- Opening Delimiter -
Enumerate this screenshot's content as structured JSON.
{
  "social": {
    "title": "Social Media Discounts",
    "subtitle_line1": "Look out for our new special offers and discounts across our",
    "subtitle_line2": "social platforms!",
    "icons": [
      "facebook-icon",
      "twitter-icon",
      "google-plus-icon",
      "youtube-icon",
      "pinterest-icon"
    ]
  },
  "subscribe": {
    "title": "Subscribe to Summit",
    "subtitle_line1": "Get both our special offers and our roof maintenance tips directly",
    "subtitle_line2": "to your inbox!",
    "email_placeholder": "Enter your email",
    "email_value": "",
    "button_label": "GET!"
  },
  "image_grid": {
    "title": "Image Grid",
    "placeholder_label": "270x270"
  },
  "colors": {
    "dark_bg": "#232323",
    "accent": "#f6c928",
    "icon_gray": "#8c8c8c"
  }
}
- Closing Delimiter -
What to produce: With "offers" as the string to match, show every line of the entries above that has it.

Response below:
    "subtitle_line1": "Look out for our new special offers and discounts across our",
    "subtitle_line1": "Get both our special offers and our roof maintenance tips directly",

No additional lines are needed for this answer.